By re-naming their NHL MVP award after visionary and founding father Ted Lindsay, which they’ll do tomorrow, the NHLPA will finally get something right. It’s a miracle, really. Considering that the inner workings of the PA have been an industry joke – essentially forever. No union worth anything would use a sports league’s PA as a business model. But the NHLPA geniuses have finally made a decision that makes sense. And Ted Lindsay richly deserves the honour.
Ted Lindsay began his NHL career with the Detroit Red Wings, under the iron fist of Jack Adams, in 1944. By 1957, the 32-year old Lindsay was a veteran – and was tired of being stonewalled when requesting information from the NHL on the players’ pension plan. And NHL owners of the 1950s, being the doddling oafs that they were, simply decided that they could solve the problem of Lindsay trying to organize the Wings by dealing him to Chicago. So that’s what they did.
In Detroit, Lindsay was the tough guy on the “Production Line,” with Gordie Howe on the right side and Sid Abel in the middle. Their Red Wings won four Stanley Cups between 1950 and ’55. But, no matter, Lindsay was a s—t disturber, so he was out. But, in Detroit, Lindsay had planted the players’-association seed.

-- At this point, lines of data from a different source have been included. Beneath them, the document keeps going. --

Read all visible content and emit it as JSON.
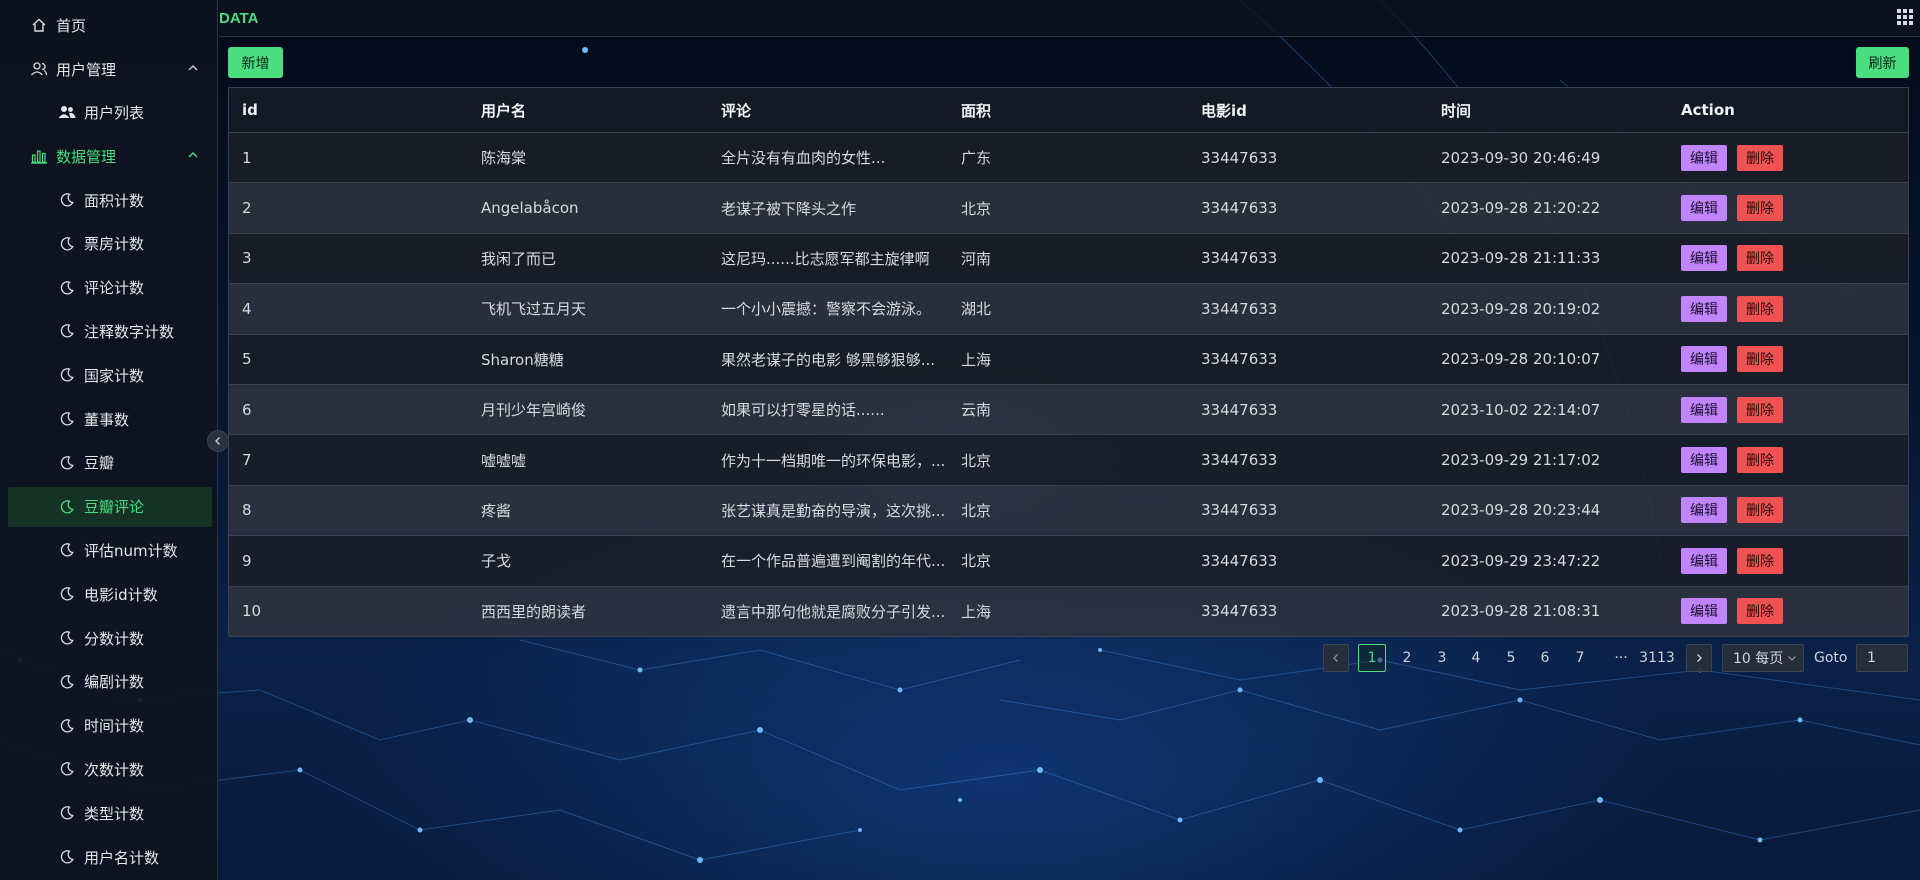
{
  "brand": "DATA",
  "sidebar": {
    "home": "首页",
    "user_mgmt": "用户管理",
    "user_list": "用户列表",
    "data_mgmt": "数据管理",
    "items": [
      "面积计数",
      "票房计数",
      "评论计数",
      "注释数字计数",
      "国家计数",
      "董事数",
      "豆瓣",
      "豆瓣评论",
      "评估num计数",
      "电影id计数",
      "分数计数",
      "编剧计数",
      "时间计数",
      "次数计数",
      "类型计数",
      "用户名计数"
    ],
    "active_item": "豆瓣评论"
  },
  "toolbar": {
    "add_label": "新增",
    "refresh_label": "刷新"
  },
  "table": {
    "columns": [
      "id",
      "用户名",
      "评论",
      "面积",
      "电影id",
      "时间",
      "Action"
    ],
    "edit_label": "编辑",
    "delete_label": "删除",
    "rows": [
      [
        "1",
        "陈海棠",
        "全片没有有血肉的女性...",
        "广东",
        "33447633",
        "2023-09-30 20:46:49"
      ],
      [
        "2",
        "Angelabåcon",
        "老谋子被下降头之作",
        "北京",
        "33447633",
        "2023-09-28 21:20:22"
      ],
      [
        "3",
        "我闲了而已",
        "这尼玛......比志愿军都主旋律啊",
        "河南",
        "33447633",
        "2023-09-28 21:11:33"
      ],
      [
        "4",
        "飞机飞过五月天",
        "一个小小震撼：警察不会游泳。",
        "湖北",
        "33447633",
        "2023-09-28 20:19:02"
      ],
      [
        "5",
        "Sharon糖糖",
        "果然老谋子的电影 够黑够狠够...",
        "上海",
        "33447633",
        "2023-09-28 20:10:07"
      ],
      [
        "6",
        "月刊少年宫崎俊",
        "如果可以打零星的话......",
        "云南",
        "33447633",
        "2023-10-02 22:14:07"
      ],
      [
        "7",
        "嘘嘘嘘",
        "作为十一档期唯一的环保电影，...",
        "北京",
        "33447633",
        "2023-09-29 21:17:02"
      ],
      [
        "8",
        "疼酱",
        "张艺谋真是勤奋的导演，这次挑...",
        "北京",
        "33447633",
        "2023-09-28 20:23:44"
      ],
      [
        "9",
        "子戈",
        "在一个作品普遍遭到阉割的年代...",
        "北京",
        "33447633",
        "2023-09-29 23:47:22"
      ],
      [
        "10",
        "西西里的朗读者",
        "遗言中那句他就是腐败分子引发...",
        "上海",
        "33447633",
        "2023-09-28 21:08:31"
      ]
    ]
  },
  "pagination": {
    "pages": [
      "1",
      "2",
      "3",
      "4",
      "5",
      "6",
      "7",
      "···",
      "3113"
    ],
    "current": "1",
    "page_size": "10 每页",
    "goto_label": "Goto",
    "goto_value": "1"
  },
  "colors": {
    "accent": "#4ade80",
    "edit": "#c084fc",
    "delete": "#f05252"
  }
}
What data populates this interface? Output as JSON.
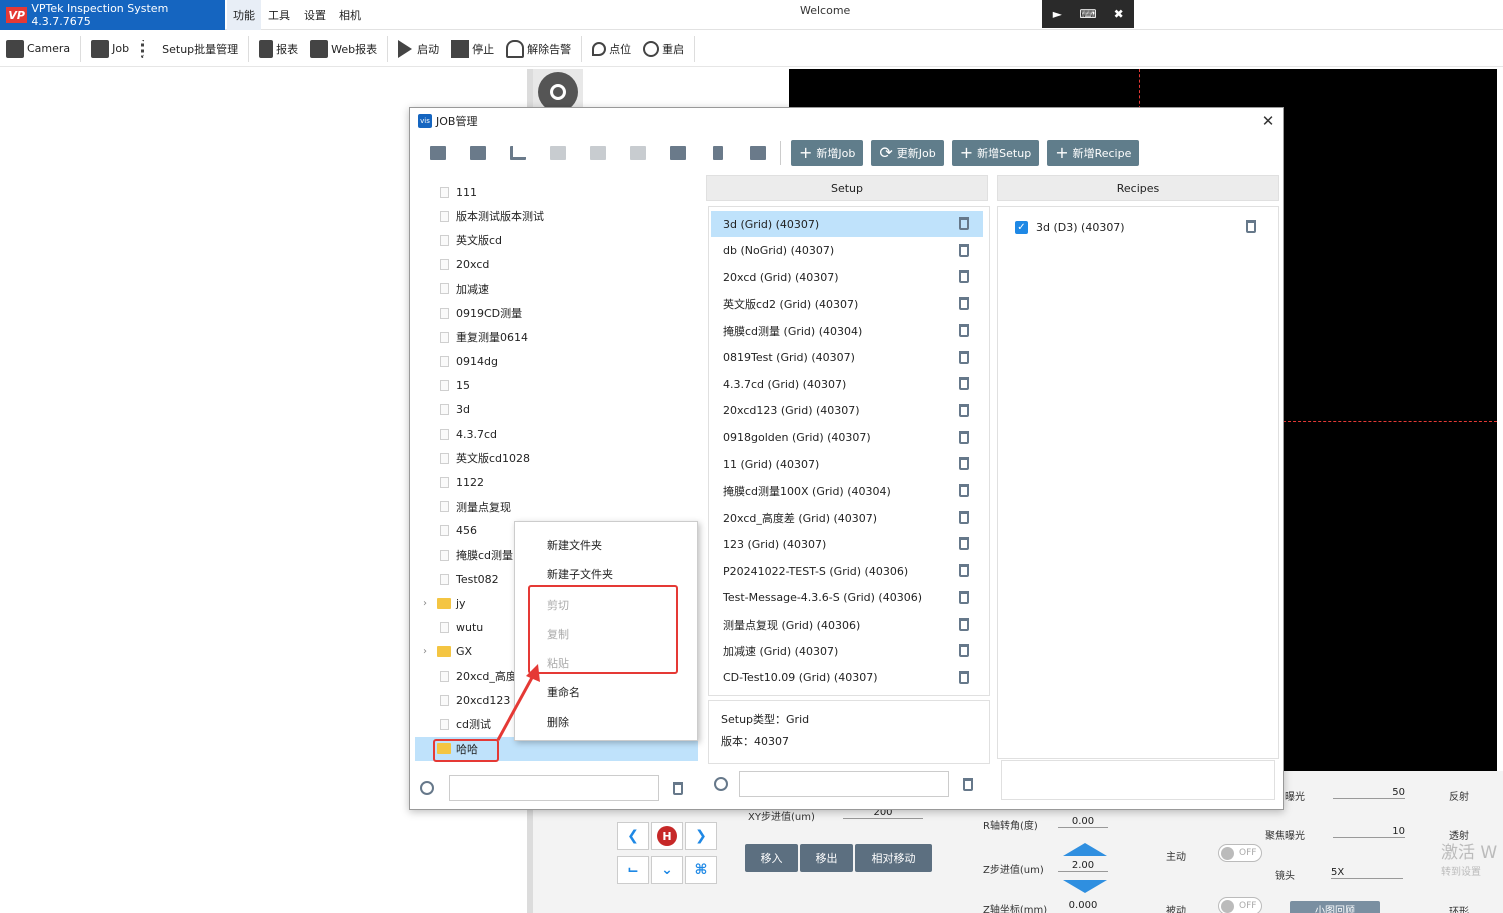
{
  "titlebar": {
    "app_title": "VPTek Inspection System 4.3.7.7675",
    "logo_text": "VP",
    "menus": [
      "功能",
      "工具",
      "设置",
      "相机"
    ],
    "welcome": "Welcome"
  },
  "toolbar": {
    "camera": "Camera",
    "job": "Job",
    "setup_batch": "Setup批量管理",
    "report": "报表",
    "web_report": "Web报表",
    "start": "启动",
    "stop": "停止",
    "clear_alarm": "解除告警",
    "point": "点位",
    "restart": "重启"
  },
  "dialog": {
    "title": "JOB管理",
    "logo": "vis",
    "actions": {
      "new_job": "新增Job",
      "update_job": "更新Job",
      "new_setup": "新增Setup",
      "new_recipe": "新增Recipe"
    },
    "tree": [
      {
        "label": "111",
        "type": "file"
      },
      {
        "label": "版本测试版本测试",
        "type": "file"
      },
      {
        "label": "英文版cd",
        "type": "file"
      },
      {
        "label": "20xcd",
        "type": "file"
      },
      {
        "label": "加减速",
        "type": "file"
      },
      {
        "label": "0919CD测量",
        "type": "file"
      },
      {
        "label": "重复测量0614",
        "type": "file"
      },
      {
        "label": "0914dg",
        "type": "file"
      },
      {
        "label": "15",
        "type": "file"
      },
      {
        "label": "3d",
        "type": "file"
      },
      {
        "label": "4.3.7cd",
        "type": "file"
      },
      {
        "label": "英文版cd1028",
        "type": "file"
      },
      {
        "label": "1122",
        "type": "file"
      },
      {
        "label": "测量点复现",
        "type": "file"
      },
      {
        "label": "456",
        "type": "file"
      },
      {
        "label": "掩膜cd测量",
        "type": "file"
      },
      {
        "label": "Test082",
        "type": "file"
      },
      {
        "label": "jy",
        "type": "folder"
      },
      {
        "label": "wutu",
        "type": "file"
      },
      {
        "label": "GX",
        "type": "folder"
      },
      {
        "label": "20xcd_高度差",
        "type": "file"
      },
      {
        "label": "20xcd123",
        "type": "file"
      },
      {
        "label": "cd测试",
        "type": "file"
      },
      {
        "label": "哈哈",
        "type": "folder",
        "selected": true
      }
    ],
    "setup_header": "Setup",
    "recipes_header": "Recipes",
    "setups": [
      "3d (Grid) (40307)",
      "db (NoGrid) (40307)",
      "20xcd (Grid) (40307)",
      "英文版cd2 (Grid) (40307)",
      "掩膜cd测量 (Grid) (40304)",
      "0819Test (Grid) (40307)",
      "4.3.7cd (Grid) (40307)",
      "20xcd123 (Grid) (40307)",
      "0918golden (Grid) (40307)",
      "11 (Grid) (40307)",
      "掩膜cd测量100X (Grid) (40304)",
      "20xcd_高度差 (Grid) (40307)",
      "123 (Grid) (40307)",
      "P20241022-TEST-S (Grid) (40306)",
      "Test-Message-4.3.6-S (Grid) (40306)",
      "测量点复现 (Grid) (40306)",
      "加减速 (Grid) (40307)",
      "CD-Test10.09 (Grid) (40307)"
    ],
    "setup_info": {
      "type_line": "Setup类型：Grid",
      "version_line": "版本：40307"
    },
    "recipes": [
      {
        "label": "3d (D3) (40307)",
        "checked": true
      }
    ]
  },
  "context_menu": {
    "items": [
      {
        "label": "新建文件夹",
        "enabled": true
      },
      {
        "label": "新建子文件夹",
        "enabled": true
      },
      {
        "label": "剪切",
        "enabled": false
      },
      {
        "label": "复制",
        "enabled": false
      },
      {
        "label": "粘贴",
        "enabled": false
      },
      {
        "label": "重命名",
        "enabled": true
      },
      {
        "label": "删除",
        "enabled": true
      }
    ]
  },
  "bottom_panel": {
    "xy_step_label": "XY步进值(um)",
    "xy_step_value": "200",
    "home_label": "H",
    "move_in": "移入",
    "move_out": "移出",
    "relative_move": "相对移动",
    "r_axis_label": "R轴转角(度)",
    "r_axis_value": "0.00",
    "z_step_label": "Z步进值(um)",
    "z_step_value": "2.00",
    "z_coord_label": "Z轴坐标(mm)",
    "z_coord_value": "0.000",
    "exposure_label": "曝光",
    "exposure_value": "50",
    "focus_exposure_label": "聚焦曝光",
    "focus_exposure_value": "10",
    "active_label": "主动",
    "passive_label": "被动",
    "toggle_off": "OFF",
    "lens_label": "镜头",
    "lens_value": "5X",
    "reflect_label": "反射",
    "transmit_label": "透射",
    "light_label": "光",
    "ring_label": "环形",
    "activate_text": "激活 W",
    "settings_text": "转到设置",
    "small_map": "小图回顾"
  }
}
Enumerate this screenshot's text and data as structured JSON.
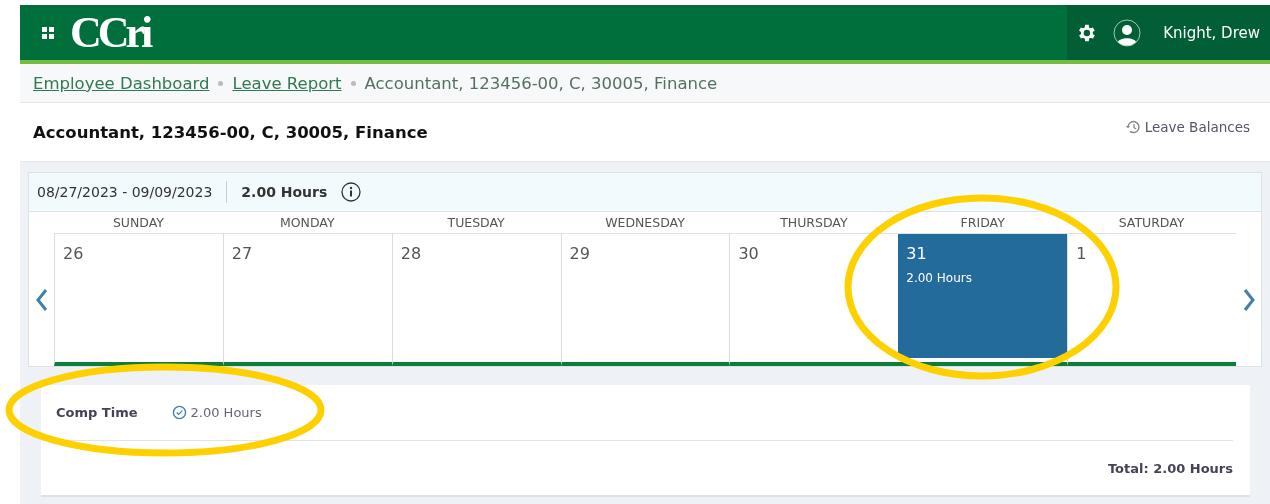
{
  "header": {
    "logo": "CCri",
    "user": "Knight, Drew"
  },
  "breadcrumbs": [
    {
      "label": "Employee Dashboard",
      "kind": "link"
    },
    {
      "label": "Leave Report",
      "kind": "link"
    },
    {
      "label": "Accountant, 123456-00, C, 30005, Finance",
      "kind": "current"
    }
  ],
  "page_title": "Accountant, 123456-00, C, 30005, Finance",
  "leave_balances": "Leave Balances",
  "period": {
    "dates": "08/27/2023 - 09/09/2023",
    "hours": "2.00 Hours"
  },
  "weekdays": [
    "SUNDAY",
    "MONDAY",
    "TUESDAY",
    "WEDNESDAY",
    "THURSDAY",
    "FRIDAY",
    "SATURDAY"
  ],
  "days": [
    {
      "date": "26",
      "selected": false
    },
    {
      "date": "27",
      "selected": false
    },
    {
      "date": "28",
      "selected": false
    },
    {
      "date": "29",
      "selected": false
    },
    {
      "date": "30",
      "selected": false
    },
    {
      "date": "31",
      "selected": true,
      "hours": "2.00 Hours"
    },
    {
      "date": "1",
      "selected": false
    }
  ],
  "summary": {
    "rows": [
      {
        "label": "Comp Time",
        "hours": "2.00 Hours"
      }
    ],
    "total": "Total: 2.00 Hours"
  }
}
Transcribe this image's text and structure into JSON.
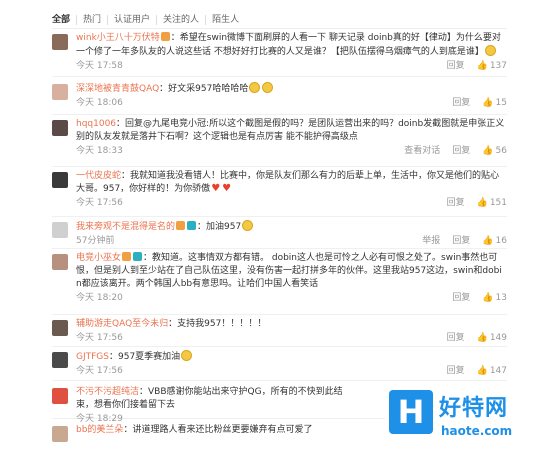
{
  "filters": [
    "全部",
    "热门",
    "认证用户",
    "关注的人",
    "陌生人"
  ],
  "comments": [
    {
      "username": "wink小王八十万伏特",
      "text": "：希望在swin微博下面刷屏的人看一下 聊天记录 doinb真的好【律动】为什么要对一个修了一年多队友的人说这些话 不想好好打比赛的人又是谁？【把队伍摆得乌烟瘴气的人到底是谁】",
      "time": "今天 17:58",
      "actions": [
        "回复"
      ],
      "likes": "137"
    },
    {
      "username": "深深地被青青鼓QAQ",
      "text": "：好文采957哈哈哈哈",
      "time": "今天 18:06",
      "actions": [
        "回复"
      ],
      "likes": "15"
    },
    {
      "username": "hqq1006",
      "text": "：回复@九尾电竞小冠:所以这个截图是假的吗？是团队运营出来的吗？doinb发截图就是申张正义 别的队友发就是落井下石啊？这个逻辑也是有点厉害 能不能护得高级点",
      "time": "今天 18:33",
      "actions": [
        "查看对话",
        "回复"
      ],
      "likes": "56"
    },
    {
      "username": "一代皮皮蛇",
      "text": "：我就知道我没看错人！比赛中，你是队友们那么有力的后辈上单，生活中，你又是他们的贴心大哥。957，你好样的！为你骄傲",
      "time": "今天 17:56",
      "actions": [
        "回复"
      ],
      "likes": "151"
    },
    {
      "username": "我来旁观不是混得是名的",
      "text": "：加油957",
      "time": "57分钟前",
      "actions": [
        "举报",
        "回复"
      ],
      "likes": "16"
    },
    {
      "username": "电竞小巫女",
      "text": "：教知道。这事情双方都有错。 dobin这人也是可怜之人必有可恨之处了。swin事然也可恨，但是别人到至少站在了自己队伍这里，没有伤害一起打拼多年的伙伴。这里我站957这边，swin和dobin都应该离开。两个韩国人bb有意思吗。让哈们中国人看笑话",
      "time": "今天 18:20",
      "actions": [
        "回复"
      ],
      "likes": "13"
    },
    {
      "username": "辅助游走QAQ至今未归",
      "text": "：支持我957！！！！！",
      "time": "今天 17:56",
      "actions": [
        "回复"
      ],
      "likes": "149"
    },
    {
      "username": "GJTFGS",
      "text": "：957夏季赛加油",
      "time": "今天 17:56",
      "actions": [
        "回复"
      ],
      "likes": "147"
    },
    {
      "username": "不污不污超纯洁",
      "text": "：VBB感谢你能站出来守护QG，所有的不快到此结束，想看你们接着留下去",
      "time": "今天 18:29",
      "actions": [],
      "likes": ""
    },
    {
      "username": "bb的美兰朵",
      "text": "：讲道理路人看来还比粉丝更要嫌弃有点可爱了",
      "time": "",
      "actions": [],
      "likes": ""
    }
  ],
  "watermark": {
    "cn": "好特网",
    "en": "haote.com",
    "logo": "H"
  },
  "colors": {
    "username": "#eb7350",
    "brand": "#1e90e8"
  }
}
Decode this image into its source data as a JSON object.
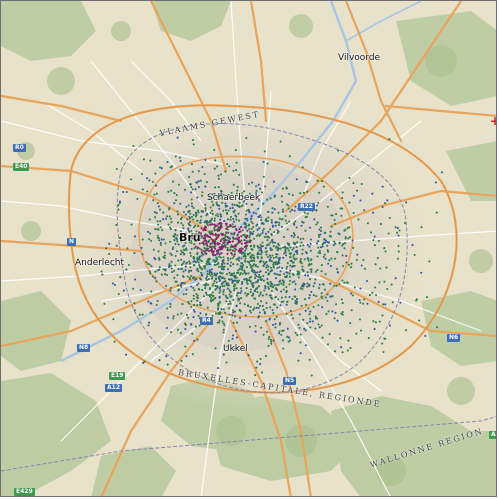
{
  "map": {
    "places": {
      "vilvoorde": "Vilvoorde",
      "schaerbeek": "Schaerbeek",
      "brussel": "Bru",
      "anderlecht": "Anderlecht",
      "ukkel": "Ukkel"
    },
    "regions": {
      "vlaams": "VLAAMS GEWEST",
      "bruxelles": "BRUXELLES-CAPITALE, REGIONDE",
      "wallonne": "WALLONNE REGION"
    },
    "shields": {
      "r0_left": "R0",
      "e40_left": "E40",
      "n_left": "N",
      "n8": "N8",
      "n6": "N6",
      "e19": "E19",
      "n5": "N5",
      "a12": "A12",
      "r22": "R22",
      "r4": "R4",
      "e429": "E429",
      "a201": "A201"
    },
    "marker_symbol": "+",
    "colors": {
      "land": "#e8e3cc",
      "forest": "#b9caa0",
      "road_major": "#e8a15a",
      "road_minor": "#ffffff",
      "water": "#a9c6e6",
      "point_green": "#2e7d46",
      "point_blue": "#3456a6",
      "point_magenta": "#8e1c6e"
    }
  }
}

Lindsay’s union aspirations drove a personal wedge between him and Howe and Lindsay spent three years in exile in Chicago, retired, then came back for one final season in Detroit in 1964-65. In 1967, the current version of the NHLPA was founded, with Alan Eagleson at the helm. After 24 years leading the PA, Eagleson was removed after it was revealed he’d been defrauding clients and skimming money from tournaments involving NHL players. Since then, Bob Goodenow, Ted Saskin, Paul Kelly, Ian Penny and Mike Ouellet have all served the NHLPA as its Executive Director – or “Clown-in-Charge.”
But by re-naming the Lester B. Pearson Award in honour of “Terrible” Ted Lindsay, the NHLPA is finally, officially recognizing its founder. The Pearson was first awarded in 1971 to the league’s MVP. But players will tell you it carries more meaning than the NHL’s Hart Trophy because it’s voted on by NHL players – peers – rather than the Professional Hockey Writers Association.
Well done, Ted Lindsay. Years ago, you had the guts and courage to stand up to the old boys’ club that ran the NHL. Tomorrow, you’ll stand up and receive the reward you deserve.